If a character is about to die in a movie and is shot dead with a gun, that's effective violence. If a character is about to die and he gets his head cut off with a chainsaw when a gun could've accomplished the same point, that's gratuitous violence. Repo Men is one of the most gratuitously violent movies I've seen in a long time. Of course the repossession scenes necessarily calls for blood and body parts; fight scenes later in the film consist of stabbings, decapitations, slit throats, and blood splattering for no apparent reason other than fodder for action junkies. It's obvious that director Miguel Sapochnik wants to borrow The Matrix's ideal for fusing big ideas with big action, but the action here is so bloody excessive that it looks creepily out of place with the rest of the film. Perhaps Sapochnik is trying to demonstrate a demented karma by showing how Repo Men who live by the sword must also die excessively by it, but the action scenes are too overwrought to focus on such an idea. There's a scene towards the end where Remy uses two knives and a hacksaw to slice and dice security guards and repo men blocking his path in a hallway. This scene is so excessively gory and over-stylized that it becomes hopelessly distracting. A warning to the faint-of-heart: if you get queasy over blood, guts, and human dissections, stay far, far, away from this movie!

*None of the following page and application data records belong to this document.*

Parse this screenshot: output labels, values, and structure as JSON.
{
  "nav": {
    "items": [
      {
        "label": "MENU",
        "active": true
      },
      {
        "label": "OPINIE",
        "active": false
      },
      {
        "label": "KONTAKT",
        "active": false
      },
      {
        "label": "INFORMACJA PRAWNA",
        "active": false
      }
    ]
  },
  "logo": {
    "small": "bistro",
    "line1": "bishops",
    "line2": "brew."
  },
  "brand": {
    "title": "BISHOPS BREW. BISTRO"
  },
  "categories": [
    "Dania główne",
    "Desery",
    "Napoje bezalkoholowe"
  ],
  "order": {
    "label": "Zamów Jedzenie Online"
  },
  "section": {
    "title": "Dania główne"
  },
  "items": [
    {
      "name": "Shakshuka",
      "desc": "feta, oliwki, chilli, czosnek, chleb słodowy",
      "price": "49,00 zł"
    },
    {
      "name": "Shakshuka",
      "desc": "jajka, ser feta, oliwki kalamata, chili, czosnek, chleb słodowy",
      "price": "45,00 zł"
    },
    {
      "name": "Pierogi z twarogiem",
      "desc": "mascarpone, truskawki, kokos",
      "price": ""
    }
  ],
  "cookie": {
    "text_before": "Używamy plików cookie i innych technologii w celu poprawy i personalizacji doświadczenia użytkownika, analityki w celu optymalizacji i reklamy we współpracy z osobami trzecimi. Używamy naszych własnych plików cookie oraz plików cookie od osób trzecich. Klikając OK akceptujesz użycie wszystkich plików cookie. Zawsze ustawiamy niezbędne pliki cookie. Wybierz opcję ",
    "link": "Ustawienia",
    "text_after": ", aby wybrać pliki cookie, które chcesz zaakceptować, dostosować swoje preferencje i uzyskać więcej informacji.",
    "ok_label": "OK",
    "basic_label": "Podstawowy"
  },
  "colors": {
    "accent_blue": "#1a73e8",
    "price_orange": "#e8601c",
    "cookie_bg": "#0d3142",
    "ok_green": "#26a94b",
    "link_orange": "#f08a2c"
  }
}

Repo Men is a cautionary tale laced with big ideas and a compelling enough premise, but it all doesn't hold together in the end. There are likeable stand-alone moments (I love how Remy infiltrates his old job once he's a wanted man...and the way Frank, Jake, and even Remy laugh about it) but too many aspects of this movie don't deliver. The production design by David Sandefur (Journey to the Center of the Earth) feels half-hearted and doesn't deliver a futuristic landscape that holds up when compared to the great ones we've seen in the past. The soundtrack songs are meant to evoke a disjointed irony but are too distracting and doesn't serve the material in an effective way. Plus the film forces a ludicrous twist ending on us that comes straight out of left field and doesn't fit at all. I appreciate how this film makes us contemplate the horrors our society could face if health care reform were to never intervene, its just too bad that it doesn't appear in an entertaining enough package.
BY THE WAY: The film is based on a novel by Eric Garcia called The Repossession Mambo, a title that is literally referenced in this movie. It's a wonderful title and it sounds way better than Repo Men. Besides, it would've avoided confusion with Alex Cox's 1984 cult classic, Repo Man.